From tasty tomatoes to crunchy cereal, a £700,000 laboratory will analyse the science behind the food that we eat.
Newcastle University are injecting the cash into a sensory testing facility that bids to improve the quality, taste and texture of food for consumers.
And the first piece of research carried out the new NU-Food facility will determine the best way to store tomatoes.
PhD student Rosie Dew has orchestrated a blind taste test asking volunteers if they can tell the difference between tomatoes stored in different ways after they are picked.
Chris Seal, director of NU-Food and professor of food and human nutrition at Newcastle University, said: “This centre has been established so we can do state-of-the-art measures and tests on the sensory properties of food.

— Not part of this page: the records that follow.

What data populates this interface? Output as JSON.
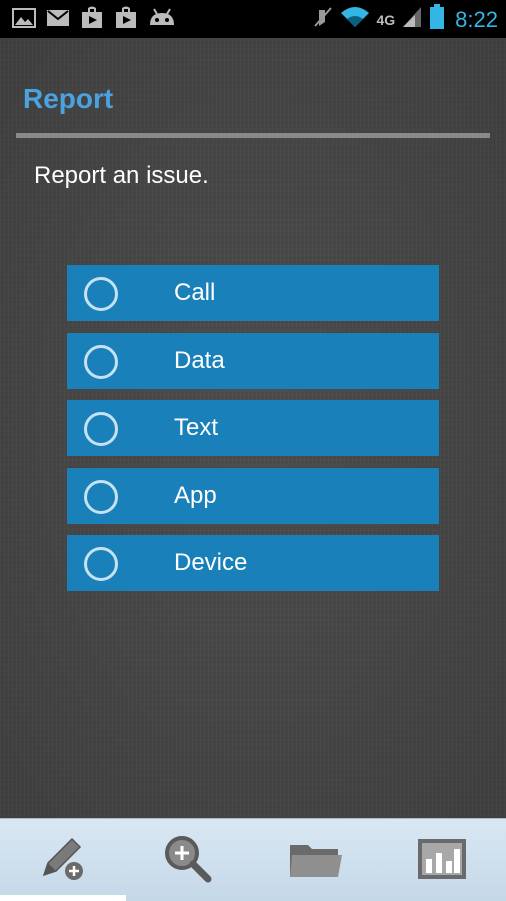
{
  "status_bar": {
    "time": "8:22",
    "network_label": "4G",
    "notification_icons": [
      "image-icon",
      "gmail-icon",
      "play-store-icon",
      "play-store-icon",
      "android-icon"
    ],
    "system_icons": [
      "mute-icon",
      "wifi-icon",
      "signal-icon",
      "battery-icon"
    ]
  },
  "page": {
    "title": "Report",
    "subtitle": "Report an issue."
  },
  "options": [
    {
      "label": "Call"
    },
    {
      "label": "Data"
    },
    {
      "label": "Text"
    },
    {
      "label": "App"
    },
    {
      "label": "Device"
    }
  ],
  "toolbar": {
    "items": [
      "report-icon",
      "search-icon",
      "folder-icon",
      "stats-icon"
    ],
    "selected_index": 0
  },
  "colors": {
    "accent": "#33b5e5",
    "title": "#4aa3df",
    "option_bg": "#1a80b9"
  }
}
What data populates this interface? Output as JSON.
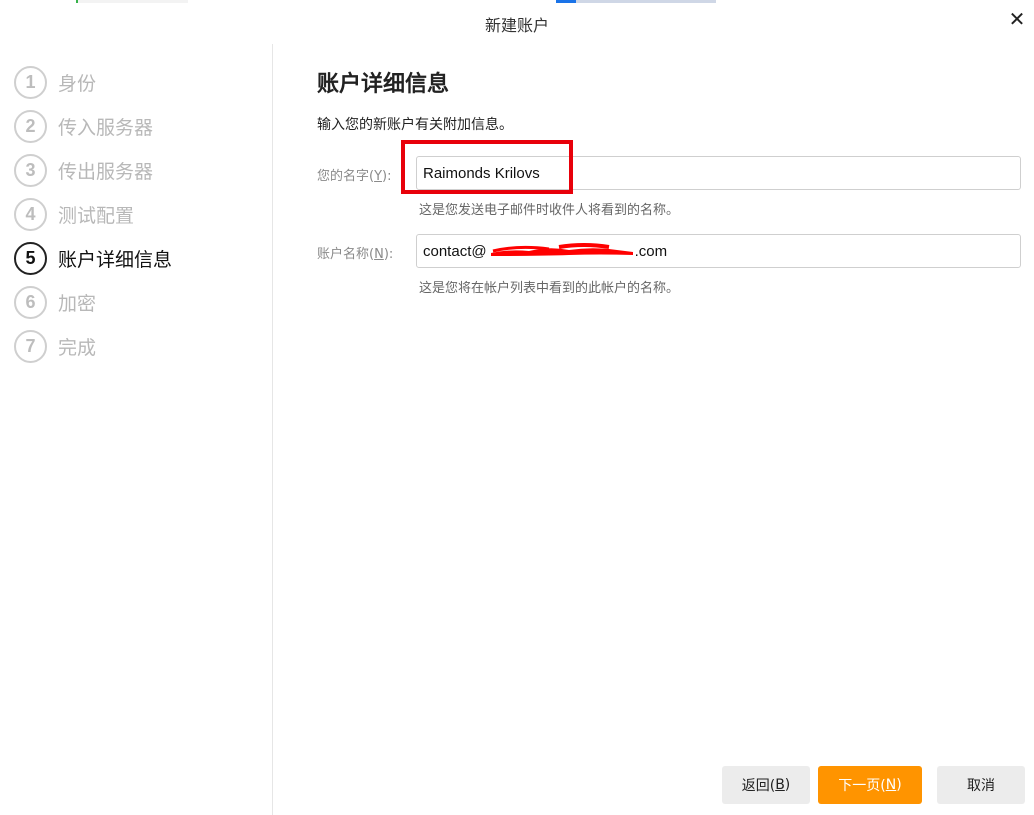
{
  "window": {
    "title": "新建账户"
  },
  "steps": [
    {
      "num": "1",
      "label": "身份"
    },
    {
      "num": "2",
      "label": "传入服务器"
    },
    {
      "num": "3",
      "label": "传出服务器"
    },
    {
      "num": "4",
      "label": "测试配置"
    },
    {
      "num": "5",
      "label": "账户详细信息"
    },
    {
      "num": "6",
      "label": "加密"
    },
    {
      "num": "7",
      "label": "完成"
    }
  ],
  "active_step": 5,
  "main": {
    "heading": "账户详细信息",
    "description": "输入您的新账户有关附加信息。",
    "name_field": {
      "label_prefix": "您的名字(",
      "mnemonic": "Y",
      "label_suffix": "):",
      "value": "Raimonds Krilovs",
      "help": "这是您发送电子邮件时收件人将看到的名称。"
    },
    "account_field": {
      "label_prefix": "账户名称(",
      "mnemonic": "N",
      "label_suffix": "):",
      "value_start": "contact@",
      "value_end": ".com",
      "help": "这是您将在帐户列表中看到的此帐户的名称。"
    }
  },
  "buttons": {
    "back": {
      "text": "返回(",
      "mnemonic": "B",
      "suffix": ")"
    },
    "next": {
      "text": "下一页(",
      "mnemonic": "N",
      "suffix": ")"
    },
    "cancel": {
      "text": "取消"
    }
  },
  "colors": {
    "accent": "#ff9400",
    "highlight": "#e8000a",
    "redaction": "#ff0000"
  }
}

“It involved developing and changing food recipes, and also how we handle food and fruits and how that affects the taste and properties of products.
“The test on tomatoes will look at how we store tomatoes and the difference between keeping them in the fridge or a basket and if it affects the taste and aroma.”
Data compiled by the NU-Food facility will be fed into food industry companies including Asda and Greggs to develop new and improved products.
Lord Curry of Kirkharle, chairman of NFU Mutual who is also a member of the NE Economic Review team, will today launch the unit which also includes a demonstration teaching kitchen and an assessment suite for nutrition and health trials.
Prof Seal added: “NU-Food provides the perfect setting to support and validate new product development in the food industry.
“A facility of this size is unique in the region and gives us a greater opportunity to share our research and expertise with the industry and further boost the region’s competitiveness in this field.”
Scientists have already completed a research programme which analyses non-branded cereal with more expensive competitors.
They found consumers are mistakenly believing they are getting better quality because of the inflated price-tag.
In the tomato test volunteers are shown to one of the 10 new taste-testing booths and asked to compare tomatoes kept in a variety of conditions.
The research will look at how producers and suppliers can optimise the tomato supply chain for quality and energy expenditure.
Rosie said: “Tomatoes are typically refrigerated from the moment they are picked off the plant in order to extend their shelf life, but there is a trade-off and that’s a loss of that ‘just-picked’ flavour which diminishes over time.
“We are trying to find the perfect balance between the two. Can we, for example, limit the refrigeration to maximise on flavour but not compromise on shelf life, basically ensuring the best tomato for the customer?”
Newcastle University’s School of Agriculture Food & Rural Development (AFRD) already supports farmers members through tests on its two farms at Cockle Park and Nafferton and in the university’s research laboratories.
At the same time, the research teams have developed close links with industry, testing the validity of health claims, the nutritional value of foods and assisting in food marketing and sustainable supply chain management.
For more information, email NU.Food@ncl.ac.uk